But another new option on the SEPTA Key card intends to serve a similar purpose for Regional Rail riders. On Tuesday, SEPTA will begin to offer a “One Day Individual Independence Pass / 3 Pass Bundle" that “essentially bundles three one-day passes together at a discounted rate,” according to the authority.

For $36, riders can use the option for any three days of the week they choose, and on each day, use up to 10 combined trips on Regional Rail and buses, trolley, subways, or the Norristown High Speed Line.

SEPTA tweaked its fare restructuring plan since March, and approved parts of the plan in June. Since July, kids under age 12 ride SEPTA for free, while the authority has allowed all riders one free transfer. Previously, transfers cost $1 on the SEPTA Key card, and transportation advocates are pushing for unlimited free transfers.
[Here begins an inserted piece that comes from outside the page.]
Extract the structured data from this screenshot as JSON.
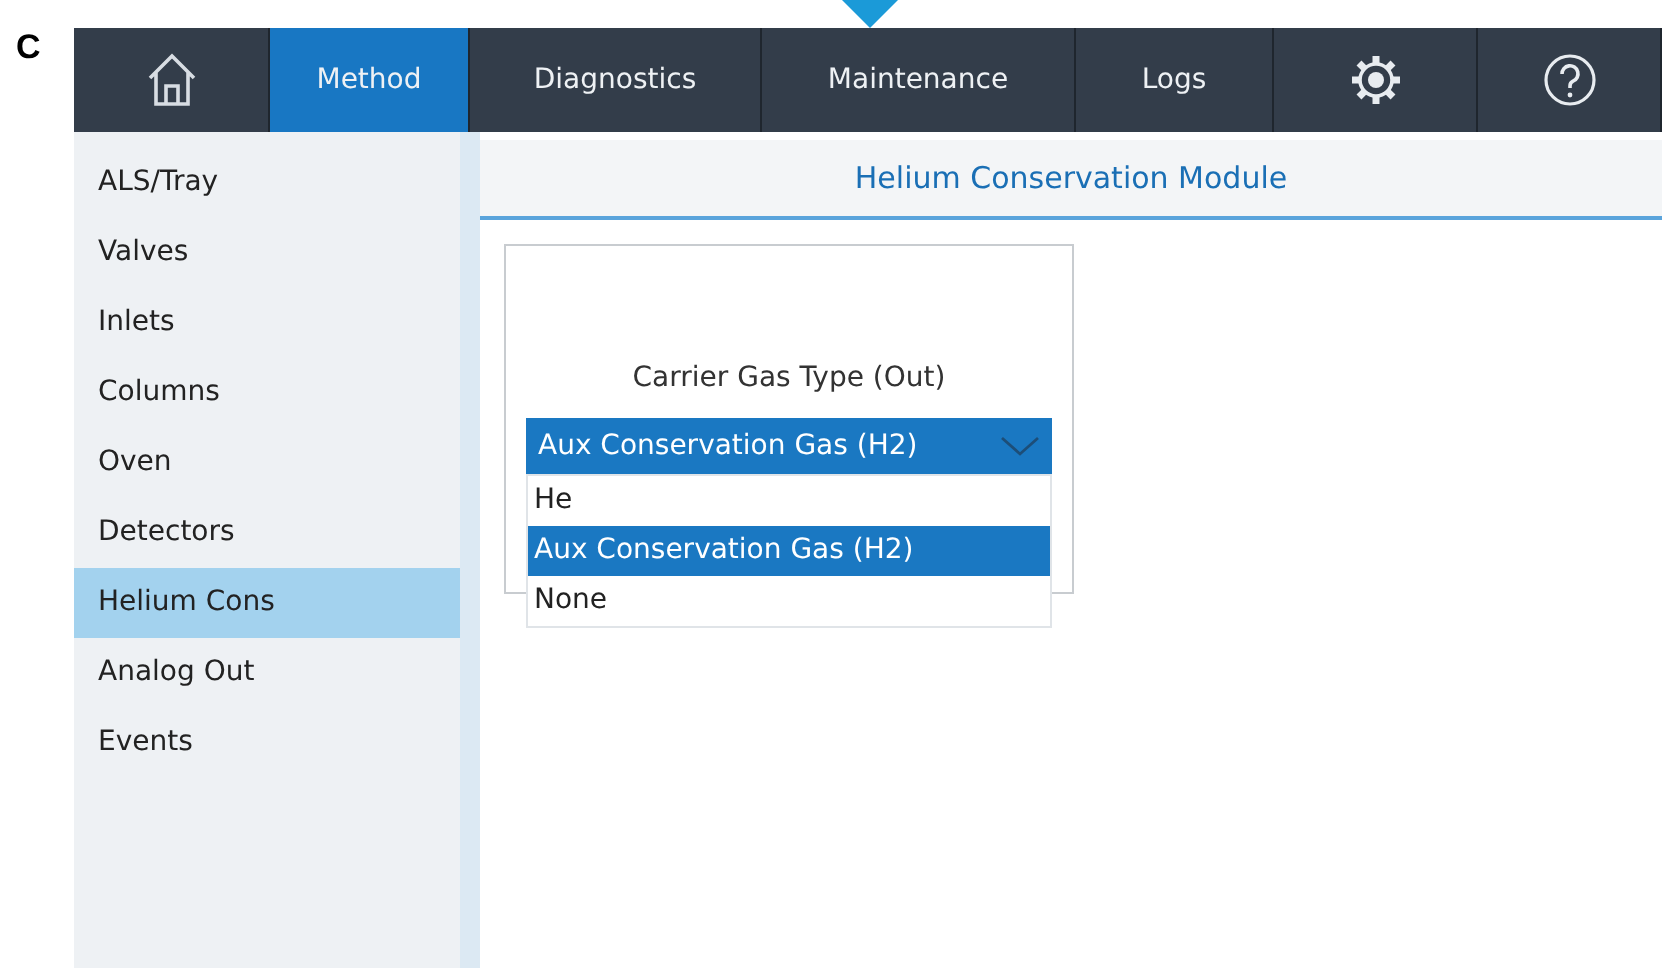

The authority has postponed fare increases, including a 50-cent hike to the SEPTA Key’s base fare and costlier weekly and monthly passes, until at least January to give relief to riders during the pandemic.